Learn Ninjutsu – How Well Do You Really Understand the Kihon Happo of Ninpo and Budo Taijutsu?

Since around the mid 1980’s there has been, and continues to be a serious impediment to students trying to learn ninjutsu. It’s bad enough when our own beliefs and erroneous ideas get in the way when trying to learn ninjutsu, but when the problem lies in the way the lessons are passed down… what can you do?

This article focuses on a belief about a lesson within ninpo taijutsu (aka budo taijutsu) known as kihon happo. This misguided idea was developed by less-than-knowledgeable junior instructors and has continued to limit and cripple the development of well-meaning students to this day. Hopefully, after reading this article, you will be able to see through the illusion that persists and break free to be able to truly take your training in the art of Ninjutsu, to the next level of Mastery!

According to the belief, the kihon happo are really a set of 8 fundamental techniques. The idea is that there are eight, preset techniques that have been passed down from past masters as “the” basis of everything that we do in ninpo and budo taijutsu.

And, the belief is wrong!

I say this because, the lesson of kihon happo points to a concept, not a set of kata. And, because when translated from the Japanese language, kihon happo DOES NOT mean, “8 Basic Techniques.” When translated from Japanese, kihon happo really means…

“Eight directions of the fundamental techniques.”

The word kihon does mean “fundamental,” “main,” or “principle.” But, the word happo does NOT mean “8 techniques.”

Happo literally means, “8 ways,” or “8 directions” – giving it the same meaning as when we might say “every direction”, “everywhere you look,” “infinite ways,” or “countless ways.”

To get the meaning that many people use, we would need to use the Japanese term, kihon happan, or “8 fundamental technique items.”

I have been training in the art of Ninjutsu since almost the beginning – in the days when we didn’t say Bujinkan, we said Togakure-Ryu Ninjutsu.

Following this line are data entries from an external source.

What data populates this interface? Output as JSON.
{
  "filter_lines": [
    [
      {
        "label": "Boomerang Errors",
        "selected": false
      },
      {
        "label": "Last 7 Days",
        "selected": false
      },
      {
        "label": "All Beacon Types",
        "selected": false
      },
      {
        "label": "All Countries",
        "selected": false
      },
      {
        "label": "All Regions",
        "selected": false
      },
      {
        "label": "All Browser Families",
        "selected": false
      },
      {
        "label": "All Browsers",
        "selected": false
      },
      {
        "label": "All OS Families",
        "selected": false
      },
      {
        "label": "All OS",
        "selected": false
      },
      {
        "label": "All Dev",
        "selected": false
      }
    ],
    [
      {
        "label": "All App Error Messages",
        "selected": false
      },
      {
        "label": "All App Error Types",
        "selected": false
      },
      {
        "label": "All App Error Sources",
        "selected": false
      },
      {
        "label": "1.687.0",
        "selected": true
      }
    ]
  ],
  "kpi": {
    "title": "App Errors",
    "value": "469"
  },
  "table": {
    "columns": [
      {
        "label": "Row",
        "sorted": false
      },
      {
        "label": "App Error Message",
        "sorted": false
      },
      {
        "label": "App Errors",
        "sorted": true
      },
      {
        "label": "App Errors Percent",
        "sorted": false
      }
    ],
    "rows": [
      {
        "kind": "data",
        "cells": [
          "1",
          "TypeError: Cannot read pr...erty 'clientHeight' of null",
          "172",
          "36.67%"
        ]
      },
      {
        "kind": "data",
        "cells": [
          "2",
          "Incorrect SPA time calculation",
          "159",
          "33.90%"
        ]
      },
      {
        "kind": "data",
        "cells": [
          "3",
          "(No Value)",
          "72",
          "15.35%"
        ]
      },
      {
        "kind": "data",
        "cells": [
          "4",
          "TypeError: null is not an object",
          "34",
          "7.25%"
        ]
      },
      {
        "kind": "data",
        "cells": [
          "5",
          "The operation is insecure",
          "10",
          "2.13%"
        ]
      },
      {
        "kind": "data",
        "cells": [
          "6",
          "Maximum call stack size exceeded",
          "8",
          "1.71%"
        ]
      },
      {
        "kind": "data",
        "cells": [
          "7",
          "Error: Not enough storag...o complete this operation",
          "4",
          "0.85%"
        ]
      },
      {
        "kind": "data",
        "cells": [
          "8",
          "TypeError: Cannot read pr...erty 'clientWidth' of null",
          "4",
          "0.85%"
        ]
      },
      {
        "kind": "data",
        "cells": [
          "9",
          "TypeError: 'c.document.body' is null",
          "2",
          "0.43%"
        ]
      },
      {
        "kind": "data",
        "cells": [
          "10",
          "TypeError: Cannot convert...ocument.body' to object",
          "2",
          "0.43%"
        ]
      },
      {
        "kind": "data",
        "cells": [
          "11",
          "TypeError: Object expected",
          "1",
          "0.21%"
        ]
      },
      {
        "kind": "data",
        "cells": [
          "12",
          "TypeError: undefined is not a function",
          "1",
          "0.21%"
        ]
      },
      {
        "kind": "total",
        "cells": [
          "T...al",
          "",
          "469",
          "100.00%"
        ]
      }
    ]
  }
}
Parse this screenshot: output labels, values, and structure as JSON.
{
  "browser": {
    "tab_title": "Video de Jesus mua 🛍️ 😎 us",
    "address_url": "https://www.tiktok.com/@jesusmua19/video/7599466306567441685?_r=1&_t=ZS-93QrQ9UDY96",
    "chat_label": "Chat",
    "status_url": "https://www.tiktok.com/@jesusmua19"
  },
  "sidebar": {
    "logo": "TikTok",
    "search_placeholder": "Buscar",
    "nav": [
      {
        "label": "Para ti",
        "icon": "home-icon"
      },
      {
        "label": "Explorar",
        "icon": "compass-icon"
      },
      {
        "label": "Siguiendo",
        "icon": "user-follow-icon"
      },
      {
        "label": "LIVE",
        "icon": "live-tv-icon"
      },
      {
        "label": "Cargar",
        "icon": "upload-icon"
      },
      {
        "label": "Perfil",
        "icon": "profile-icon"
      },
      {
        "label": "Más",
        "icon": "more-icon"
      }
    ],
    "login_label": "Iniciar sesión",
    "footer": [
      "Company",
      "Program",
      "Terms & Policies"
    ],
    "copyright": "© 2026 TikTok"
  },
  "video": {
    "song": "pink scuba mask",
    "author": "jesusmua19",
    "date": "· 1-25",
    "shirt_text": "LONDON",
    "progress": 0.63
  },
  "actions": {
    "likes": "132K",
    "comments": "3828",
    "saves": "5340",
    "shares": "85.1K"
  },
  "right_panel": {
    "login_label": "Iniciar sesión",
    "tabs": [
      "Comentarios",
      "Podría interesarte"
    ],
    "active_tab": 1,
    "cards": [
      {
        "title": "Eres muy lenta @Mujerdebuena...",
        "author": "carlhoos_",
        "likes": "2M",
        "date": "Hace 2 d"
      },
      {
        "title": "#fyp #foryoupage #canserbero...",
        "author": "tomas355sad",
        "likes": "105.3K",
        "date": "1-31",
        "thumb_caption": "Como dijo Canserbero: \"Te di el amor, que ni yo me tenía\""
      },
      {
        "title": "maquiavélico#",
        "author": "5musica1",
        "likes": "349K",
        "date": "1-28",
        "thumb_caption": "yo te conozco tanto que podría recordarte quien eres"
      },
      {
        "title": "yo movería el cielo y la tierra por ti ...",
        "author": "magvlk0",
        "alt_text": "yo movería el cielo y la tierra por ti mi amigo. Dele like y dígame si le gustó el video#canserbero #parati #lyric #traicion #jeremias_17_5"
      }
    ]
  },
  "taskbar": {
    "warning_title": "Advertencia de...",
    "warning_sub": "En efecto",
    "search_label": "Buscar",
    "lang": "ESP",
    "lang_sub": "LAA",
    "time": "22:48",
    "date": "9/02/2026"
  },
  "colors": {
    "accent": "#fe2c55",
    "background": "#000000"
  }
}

And, I have watched the training change and adapt to the masses over the last several decades.

Now, I’m not telling you this to impress you, but to impress upon you that not all of what is being passed on by instructors with little knowledge of the art is not what has been passed down for the last thousand years or better.

Controversial, I know. But, that doesn’t make it wrong.

Unpleasant, maybe.

But then, do you really want to master the art or only be good at performing some “cool moves.”

If that’s your goal… may I suggest dance classes instead. They’re a lot less painful, and you wouldn’t be lead around by this illusion that’s crippling the abilities of well-meaning students!

The fact is that, since the earliest writings put out by Hatsumi Sensei, headmaster of the 9 lineages that make up the training within the Bujinkan, there has been many versions of the supposed “8 techniques” that make up the kihon happo.

Even in the scrolls of the Gyokko-Ryu, the lineage where the “concept” of the kihon happo came from, the 8 techniques are NOT 8 techniques but 16 – AND with the exception of the ichimonji, jumonji, and hicho examples for using those particular kamae, the techniques are NOT the same as those being taught.

As pointed out in the Advanced Sanshin / Kihon Happo Home Study Course offered by Warrior Concepts, the idea of the kihon happo is to “see your techniques from every direction” – “to understand the fundamental principles that make up this powerful art from as many different ways as possible.”

That’s why the lesson is not to memorize and religiously practice some sort of kihon happan, “8 preset technique forms”, but to practice the core level principles and concepts that should be present in ANY form or kata – to make 8 variations of each technique. and then make 8 variations of each of these, and 8…

You get the idea.

So, when it comes to really attaining Mastery…

Immobilienmakler Heidelberg

Makler Heidelberg

Source by Jeffrey Miller

By continuing to use the site, you agree to the use of cookies. more information

The cookie settings on this website are set to "allow cookies" to give you the best browsing experience possible. If you continue to use this website without changing your cookie settings or you click "Accept" below then you are consenting to this.